Task details = Which lines in the records below include the word "title"? Report each of them in full.

Material for this exercise =
───

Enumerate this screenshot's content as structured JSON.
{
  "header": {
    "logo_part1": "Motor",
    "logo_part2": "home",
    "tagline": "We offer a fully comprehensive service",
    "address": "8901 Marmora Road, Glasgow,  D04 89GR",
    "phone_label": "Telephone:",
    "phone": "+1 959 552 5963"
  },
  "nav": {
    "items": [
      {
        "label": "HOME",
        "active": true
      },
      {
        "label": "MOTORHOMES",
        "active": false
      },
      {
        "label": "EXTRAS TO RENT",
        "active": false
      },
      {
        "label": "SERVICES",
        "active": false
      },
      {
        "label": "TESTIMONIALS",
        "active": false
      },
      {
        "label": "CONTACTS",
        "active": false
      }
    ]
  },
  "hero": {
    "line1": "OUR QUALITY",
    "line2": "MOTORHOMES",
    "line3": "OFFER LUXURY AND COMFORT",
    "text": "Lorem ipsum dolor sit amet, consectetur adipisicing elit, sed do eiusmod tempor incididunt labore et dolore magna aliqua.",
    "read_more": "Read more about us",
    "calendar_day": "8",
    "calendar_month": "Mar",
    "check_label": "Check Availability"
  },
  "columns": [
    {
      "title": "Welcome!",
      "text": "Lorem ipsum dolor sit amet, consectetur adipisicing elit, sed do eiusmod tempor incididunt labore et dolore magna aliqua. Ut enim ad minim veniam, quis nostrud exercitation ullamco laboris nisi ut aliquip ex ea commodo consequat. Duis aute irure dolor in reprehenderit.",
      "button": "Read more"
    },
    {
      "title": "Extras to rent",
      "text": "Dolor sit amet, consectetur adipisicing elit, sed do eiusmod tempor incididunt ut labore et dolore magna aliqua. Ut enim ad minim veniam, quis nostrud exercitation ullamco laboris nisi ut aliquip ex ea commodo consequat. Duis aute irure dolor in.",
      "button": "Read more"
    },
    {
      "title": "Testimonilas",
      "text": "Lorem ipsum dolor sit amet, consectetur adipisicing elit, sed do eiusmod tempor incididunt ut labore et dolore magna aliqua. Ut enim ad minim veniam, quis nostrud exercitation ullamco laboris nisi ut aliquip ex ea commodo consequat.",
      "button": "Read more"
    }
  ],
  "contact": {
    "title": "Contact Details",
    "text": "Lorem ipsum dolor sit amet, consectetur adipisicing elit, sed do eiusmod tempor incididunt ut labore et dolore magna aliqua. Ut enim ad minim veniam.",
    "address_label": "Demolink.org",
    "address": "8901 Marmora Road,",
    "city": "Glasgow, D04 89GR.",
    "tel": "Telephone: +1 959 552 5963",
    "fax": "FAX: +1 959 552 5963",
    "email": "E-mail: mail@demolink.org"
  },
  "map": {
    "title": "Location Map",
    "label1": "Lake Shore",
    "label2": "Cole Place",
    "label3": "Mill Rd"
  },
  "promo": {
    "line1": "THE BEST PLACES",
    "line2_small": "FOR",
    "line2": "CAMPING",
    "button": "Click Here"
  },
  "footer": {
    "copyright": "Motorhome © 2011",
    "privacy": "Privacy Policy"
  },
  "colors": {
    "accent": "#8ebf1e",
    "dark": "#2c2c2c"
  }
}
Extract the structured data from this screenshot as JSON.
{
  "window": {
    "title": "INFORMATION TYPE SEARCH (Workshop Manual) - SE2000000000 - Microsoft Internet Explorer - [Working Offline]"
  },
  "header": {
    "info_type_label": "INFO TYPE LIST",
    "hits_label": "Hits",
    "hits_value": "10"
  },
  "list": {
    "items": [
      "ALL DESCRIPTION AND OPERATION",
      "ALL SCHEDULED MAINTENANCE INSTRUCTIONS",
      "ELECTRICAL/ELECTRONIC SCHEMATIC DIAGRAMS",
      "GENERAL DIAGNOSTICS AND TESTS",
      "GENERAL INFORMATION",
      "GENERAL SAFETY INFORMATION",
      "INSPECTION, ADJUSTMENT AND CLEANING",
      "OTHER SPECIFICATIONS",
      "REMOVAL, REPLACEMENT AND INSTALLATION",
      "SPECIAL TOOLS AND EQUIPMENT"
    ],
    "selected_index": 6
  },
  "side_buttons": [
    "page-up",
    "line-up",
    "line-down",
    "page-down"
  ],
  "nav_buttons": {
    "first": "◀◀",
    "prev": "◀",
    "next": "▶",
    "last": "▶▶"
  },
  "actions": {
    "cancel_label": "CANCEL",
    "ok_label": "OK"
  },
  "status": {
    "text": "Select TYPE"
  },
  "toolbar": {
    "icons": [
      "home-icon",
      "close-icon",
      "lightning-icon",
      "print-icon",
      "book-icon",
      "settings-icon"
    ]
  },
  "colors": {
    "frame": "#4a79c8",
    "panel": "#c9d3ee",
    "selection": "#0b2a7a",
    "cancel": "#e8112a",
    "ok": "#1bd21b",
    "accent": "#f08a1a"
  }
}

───

Result =
      "title": "Welcome!",
      "title": "Extras to rent",
      "title": "Testimonilas",
    "title": "Contact Details",
    "title": "Location Map",
    "title": "INFORMATION TYPE SEARCH (Workshop Manual) - SE2000000000 - Microsoft Internet Explorer - [Working Offline]"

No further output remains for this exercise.